Let’s have a look at the most important FMCSA regulations that can impact your accident claim.
Trucking companies must provide adequate vehicle maintenance
When coming back from a trip, a truck driver must report any problem and the company must have it checked out. If the brakes keep playing up or there’s a check engine light that keeps turning on, the company must look into it and repair or replace the faulty part. Only this costs money and the truck is off the road for a few days, so the company will just ignore the problem. The next day the trucker and his truck will be on the road again, but this time the brakes may fail completely. If you’re injured in such a crash, you have every right to hold the trucking company liable for damages.
To do that, your Florida truck accident lawyers may need to bring in experts to examine the vehicle.
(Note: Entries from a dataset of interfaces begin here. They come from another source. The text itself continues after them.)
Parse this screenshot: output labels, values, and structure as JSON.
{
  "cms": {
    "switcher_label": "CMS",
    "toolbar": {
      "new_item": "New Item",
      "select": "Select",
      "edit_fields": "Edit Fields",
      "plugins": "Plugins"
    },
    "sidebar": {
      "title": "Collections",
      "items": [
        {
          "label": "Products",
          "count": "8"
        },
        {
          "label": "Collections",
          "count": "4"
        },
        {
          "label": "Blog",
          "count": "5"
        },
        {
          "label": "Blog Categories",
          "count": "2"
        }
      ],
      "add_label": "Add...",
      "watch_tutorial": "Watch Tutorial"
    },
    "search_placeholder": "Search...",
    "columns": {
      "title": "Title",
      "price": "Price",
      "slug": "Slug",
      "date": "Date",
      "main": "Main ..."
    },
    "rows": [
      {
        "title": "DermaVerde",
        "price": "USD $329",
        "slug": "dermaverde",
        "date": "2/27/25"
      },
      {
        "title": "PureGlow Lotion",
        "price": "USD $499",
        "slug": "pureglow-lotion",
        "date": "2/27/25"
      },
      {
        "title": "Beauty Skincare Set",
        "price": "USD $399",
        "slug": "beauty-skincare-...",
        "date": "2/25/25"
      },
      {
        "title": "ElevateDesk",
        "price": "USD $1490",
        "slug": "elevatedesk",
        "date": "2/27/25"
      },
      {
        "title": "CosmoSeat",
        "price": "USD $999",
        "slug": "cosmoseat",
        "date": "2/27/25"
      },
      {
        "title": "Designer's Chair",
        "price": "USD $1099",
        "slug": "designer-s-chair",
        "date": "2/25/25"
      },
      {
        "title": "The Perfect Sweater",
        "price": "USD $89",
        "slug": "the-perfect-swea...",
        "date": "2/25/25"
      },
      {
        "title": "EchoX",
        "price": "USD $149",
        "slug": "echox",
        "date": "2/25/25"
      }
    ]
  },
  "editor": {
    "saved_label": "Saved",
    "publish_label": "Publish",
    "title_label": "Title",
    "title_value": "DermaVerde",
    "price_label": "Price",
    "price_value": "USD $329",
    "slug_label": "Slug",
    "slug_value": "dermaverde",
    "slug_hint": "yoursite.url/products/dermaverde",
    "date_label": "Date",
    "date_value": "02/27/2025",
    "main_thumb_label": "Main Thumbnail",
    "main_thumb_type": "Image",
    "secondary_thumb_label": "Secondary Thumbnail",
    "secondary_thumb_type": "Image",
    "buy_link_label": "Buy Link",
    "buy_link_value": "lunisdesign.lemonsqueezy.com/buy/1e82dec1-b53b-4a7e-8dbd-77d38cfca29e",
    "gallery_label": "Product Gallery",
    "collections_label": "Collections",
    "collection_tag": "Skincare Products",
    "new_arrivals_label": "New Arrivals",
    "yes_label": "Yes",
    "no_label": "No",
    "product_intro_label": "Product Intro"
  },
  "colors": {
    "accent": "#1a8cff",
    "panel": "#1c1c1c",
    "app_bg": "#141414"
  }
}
They may also hire accident reconstruction experts to understand what happened there on the highway.
Truckers must abide by Hours of Service Regulations
The FMCSA has imposed strict limits on how many hours a commercial driver may be behind the wheel to prevent fatigue. Truckers cannot be on duty for more than 14 hours, followed by 10 hours of rest. Those 14 hours the trucker is on duty include the time needed to inspect the vehicle and deal with the paperwork, and he is not allowed to drive for more than 11 hours.
Your attorneys will have to check the driver’s schedule for the previous week and examine the data on the Electronic Logging Device (ELD) to see how many hours the trucker had been on the road when he hit your car. If it turns out the man had been driving for 16 hours, that’s a violation of FMCSA rules and your truck accident lawyers will want to know what prompted it. If the trucking company had imposed an unrealistic deadline and told the driver that cargo needs to be delivered the next day no matter what, it will have to pay.
Truckers must be fit for the job
Being a truck driver is a taxing job and it takes a heavy toll on the trucker’s health. However, commercial drivers must have medical clearance in order to drive. Certain prescription medications can interfere with their capacity to drive and let’s not even mention the illegal substances many truckers use to cope with their health issues and to combat fatigue.
Also, trucking companies must subject their employees to random drug and alcohol tests. If they choose not to and you’re hit by an intoxicated driver, you have the right to file a personal injury claim with the company’s insurer or sue them.
There is a lot of pressure on the trucking industry these days, but a company cannot be allowed to put profits before the safety of other road users.